= Beginning of Section =

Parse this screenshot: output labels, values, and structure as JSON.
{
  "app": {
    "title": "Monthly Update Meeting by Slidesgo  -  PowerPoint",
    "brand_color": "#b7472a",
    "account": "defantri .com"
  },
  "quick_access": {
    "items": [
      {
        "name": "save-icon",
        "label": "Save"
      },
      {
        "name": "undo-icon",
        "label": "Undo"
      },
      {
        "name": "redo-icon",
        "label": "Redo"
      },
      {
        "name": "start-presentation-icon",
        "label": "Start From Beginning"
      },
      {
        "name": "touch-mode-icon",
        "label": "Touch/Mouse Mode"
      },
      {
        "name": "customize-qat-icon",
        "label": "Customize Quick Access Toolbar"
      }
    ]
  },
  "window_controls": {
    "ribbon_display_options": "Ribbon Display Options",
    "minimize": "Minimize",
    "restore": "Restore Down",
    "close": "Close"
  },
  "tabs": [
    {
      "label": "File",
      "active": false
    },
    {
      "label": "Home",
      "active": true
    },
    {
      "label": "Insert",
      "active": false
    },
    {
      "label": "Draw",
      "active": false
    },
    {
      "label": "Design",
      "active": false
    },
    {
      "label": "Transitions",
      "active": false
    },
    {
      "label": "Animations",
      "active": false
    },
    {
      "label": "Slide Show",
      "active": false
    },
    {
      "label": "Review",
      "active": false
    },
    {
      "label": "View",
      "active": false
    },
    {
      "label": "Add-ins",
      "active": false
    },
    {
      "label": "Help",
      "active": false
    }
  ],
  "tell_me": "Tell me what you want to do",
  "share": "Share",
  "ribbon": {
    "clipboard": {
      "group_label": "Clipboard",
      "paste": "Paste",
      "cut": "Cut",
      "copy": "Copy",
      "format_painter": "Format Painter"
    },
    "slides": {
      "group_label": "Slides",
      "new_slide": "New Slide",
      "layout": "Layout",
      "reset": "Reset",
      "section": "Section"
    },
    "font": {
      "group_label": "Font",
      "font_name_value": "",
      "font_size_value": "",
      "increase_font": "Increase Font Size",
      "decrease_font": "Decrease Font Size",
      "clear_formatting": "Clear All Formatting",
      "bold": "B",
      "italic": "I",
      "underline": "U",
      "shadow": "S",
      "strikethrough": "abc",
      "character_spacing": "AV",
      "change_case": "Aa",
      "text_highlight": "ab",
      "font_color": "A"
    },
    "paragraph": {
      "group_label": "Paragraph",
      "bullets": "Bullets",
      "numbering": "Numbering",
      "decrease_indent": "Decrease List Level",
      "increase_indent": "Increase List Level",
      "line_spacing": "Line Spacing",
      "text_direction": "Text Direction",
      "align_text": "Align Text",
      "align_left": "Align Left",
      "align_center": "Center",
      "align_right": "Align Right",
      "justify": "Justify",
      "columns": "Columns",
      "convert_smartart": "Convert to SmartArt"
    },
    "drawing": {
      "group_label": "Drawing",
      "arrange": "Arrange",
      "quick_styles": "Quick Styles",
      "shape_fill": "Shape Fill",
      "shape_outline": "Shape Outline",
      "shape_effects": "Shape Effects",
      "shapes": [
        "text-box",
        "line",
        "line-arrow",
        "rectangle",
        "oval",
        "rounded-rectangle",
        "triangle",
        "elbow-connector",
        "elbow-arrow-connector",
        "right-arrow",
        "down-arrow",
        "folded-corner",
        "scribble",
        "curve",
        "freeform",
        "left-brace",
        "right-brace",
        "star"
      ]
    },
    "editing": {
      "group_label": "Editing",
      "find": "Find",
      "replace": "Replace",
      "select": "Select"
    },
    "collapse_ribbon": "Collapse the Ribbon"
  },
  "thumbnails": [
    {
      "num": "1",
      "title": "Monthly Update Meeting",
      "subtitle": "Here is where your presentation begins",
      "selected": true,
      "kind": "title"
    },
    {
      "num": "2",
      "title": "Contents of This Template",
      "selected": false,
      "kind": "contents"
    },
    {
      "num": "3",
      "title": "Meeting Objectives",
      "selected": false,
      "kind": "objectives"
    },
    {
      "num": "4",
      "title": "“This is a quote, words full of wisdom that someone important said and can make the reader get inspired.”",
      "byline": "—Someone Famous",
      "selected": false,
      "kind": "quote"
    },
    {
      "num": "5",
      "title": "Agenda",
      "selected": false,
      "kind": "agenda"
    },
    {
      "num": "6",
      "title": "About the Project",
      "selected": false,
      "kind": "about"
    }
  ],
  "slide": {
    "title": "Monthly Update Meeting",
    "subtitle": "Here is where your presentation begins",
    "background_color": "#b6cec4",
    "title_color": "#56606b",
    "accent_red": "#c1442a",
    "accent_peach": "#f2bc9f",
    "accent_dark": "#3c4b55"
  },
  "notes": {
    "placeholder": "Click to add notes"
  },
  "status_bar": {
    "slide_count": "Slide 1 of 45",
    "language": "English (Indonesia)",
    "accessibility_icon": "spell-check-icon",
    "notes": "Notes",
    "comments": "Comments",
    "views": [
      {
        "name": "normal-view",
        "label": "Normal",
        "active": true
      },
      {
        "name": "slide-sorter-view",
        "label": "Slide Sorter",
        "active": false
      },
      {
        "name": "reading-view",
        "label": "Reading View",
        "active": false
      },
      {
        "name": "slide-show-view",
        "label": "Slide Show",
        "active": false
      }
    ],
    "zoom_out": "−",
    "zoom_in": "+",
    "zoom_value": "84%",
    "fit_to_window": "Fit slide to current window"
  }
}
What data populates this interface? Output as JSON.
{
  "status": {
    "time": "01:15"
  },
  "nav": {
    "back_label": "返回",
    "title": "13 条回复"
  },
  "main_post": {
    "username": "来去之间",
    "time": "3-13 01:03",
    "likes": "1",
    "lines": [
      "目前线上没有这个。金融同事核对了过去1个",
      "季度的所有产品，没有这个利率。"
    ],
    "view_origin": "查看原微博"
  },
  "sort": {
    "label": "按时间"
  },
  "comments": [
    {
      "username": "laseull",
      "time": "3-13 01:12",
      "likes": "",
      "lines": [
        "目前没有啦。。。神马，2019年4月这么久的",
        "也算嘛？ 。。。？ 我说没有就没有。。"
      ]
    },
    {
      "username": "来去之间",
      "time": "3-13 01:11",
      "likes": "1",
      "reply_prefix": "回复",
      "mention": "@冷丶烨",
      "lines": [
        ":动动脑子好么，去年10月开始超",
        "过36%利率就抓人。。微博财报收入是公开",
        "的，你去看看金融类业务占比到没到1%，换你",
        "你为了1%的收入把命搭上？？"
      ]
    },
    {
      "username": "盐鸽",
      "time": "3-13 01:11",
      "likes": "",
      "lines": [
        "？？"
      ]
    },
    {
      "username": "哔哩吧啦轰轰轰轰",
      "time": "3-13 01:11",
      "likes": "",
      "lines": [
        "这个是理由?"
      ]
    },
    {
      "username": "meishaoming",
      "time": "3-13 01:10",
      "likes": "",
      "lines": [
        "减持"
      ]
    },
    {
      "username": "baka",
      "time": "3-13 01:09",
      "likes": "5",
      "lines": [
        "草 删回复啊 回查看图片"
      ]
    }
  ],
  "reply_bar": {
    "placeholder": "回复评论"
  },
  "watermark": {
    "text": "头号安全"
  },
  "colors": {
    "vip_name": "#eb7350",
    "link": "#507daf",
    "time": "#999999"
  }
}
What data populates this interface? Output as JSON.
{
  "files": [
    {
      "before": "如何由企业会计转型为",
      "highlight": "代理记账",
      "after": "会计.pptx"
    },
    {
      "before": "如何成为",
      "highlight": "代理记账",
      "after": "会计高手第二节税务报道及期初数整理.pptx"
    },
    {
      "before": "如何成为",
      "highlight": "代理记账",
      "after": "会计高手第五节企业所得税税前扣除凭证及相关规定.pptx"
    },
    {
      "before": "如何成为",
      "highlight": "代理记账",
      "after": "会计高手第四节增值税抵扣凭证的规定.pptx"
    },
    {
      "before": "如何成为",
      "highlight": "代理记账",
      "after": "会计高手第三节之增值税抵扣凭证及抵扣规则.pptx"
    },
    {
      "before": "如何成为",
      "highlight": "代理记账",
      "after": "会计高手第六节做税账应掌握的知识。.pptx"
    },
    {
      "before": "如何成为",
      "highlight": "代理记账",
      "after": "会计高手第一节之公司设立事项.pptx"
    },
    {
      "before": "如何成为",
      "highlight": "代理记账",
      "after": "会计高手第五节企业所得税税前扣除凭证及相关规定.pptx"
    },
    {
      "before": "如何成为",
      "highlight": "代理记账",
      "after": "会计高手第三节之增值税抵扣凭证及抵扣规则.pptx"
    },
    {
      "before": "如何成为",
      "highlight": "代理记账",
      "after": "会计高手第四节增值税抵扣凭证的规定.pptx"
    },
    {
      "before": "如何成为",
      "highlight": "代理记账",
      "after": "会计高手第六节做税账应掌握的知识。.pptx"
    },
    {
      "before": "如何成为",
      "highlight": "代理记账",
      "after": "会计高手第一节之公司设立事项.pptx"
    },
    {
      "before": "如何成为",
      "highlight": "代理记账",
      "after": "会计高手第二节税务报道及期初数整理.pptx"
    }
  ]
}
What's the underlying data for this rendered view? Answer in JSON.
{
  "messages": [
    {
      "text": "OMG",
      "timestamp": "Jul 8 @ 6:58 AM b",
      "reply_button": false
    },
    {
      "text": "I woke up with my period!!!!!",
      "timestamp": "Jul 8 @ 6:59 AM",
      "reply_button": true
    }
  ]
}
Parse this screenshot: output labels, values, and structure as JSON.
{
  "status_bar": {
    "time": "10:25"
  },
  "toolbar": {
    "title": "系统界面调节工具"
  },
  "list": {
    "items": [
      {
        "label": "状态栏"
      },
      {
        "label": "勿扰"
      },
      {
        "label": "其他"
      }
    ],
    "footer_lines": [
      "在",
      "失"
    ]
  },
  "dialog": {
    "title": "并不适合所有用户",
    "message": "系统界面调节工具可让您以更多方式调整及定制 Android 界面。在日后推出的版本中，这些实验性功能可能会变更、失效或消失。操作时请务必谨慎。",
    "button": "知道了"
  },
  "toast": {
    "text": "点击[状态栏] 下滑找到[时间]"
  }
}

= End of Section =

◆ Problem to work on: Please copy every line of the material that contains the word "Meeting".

◆ Answer to the exercise:
    "title": "Monthly Update Meeting by Slidesgo  -  PowerPoint",
      "title": "Monthly Update Meeting",
      "title": "Meeting Objectives",
    "title": "Monthly Update Meeting",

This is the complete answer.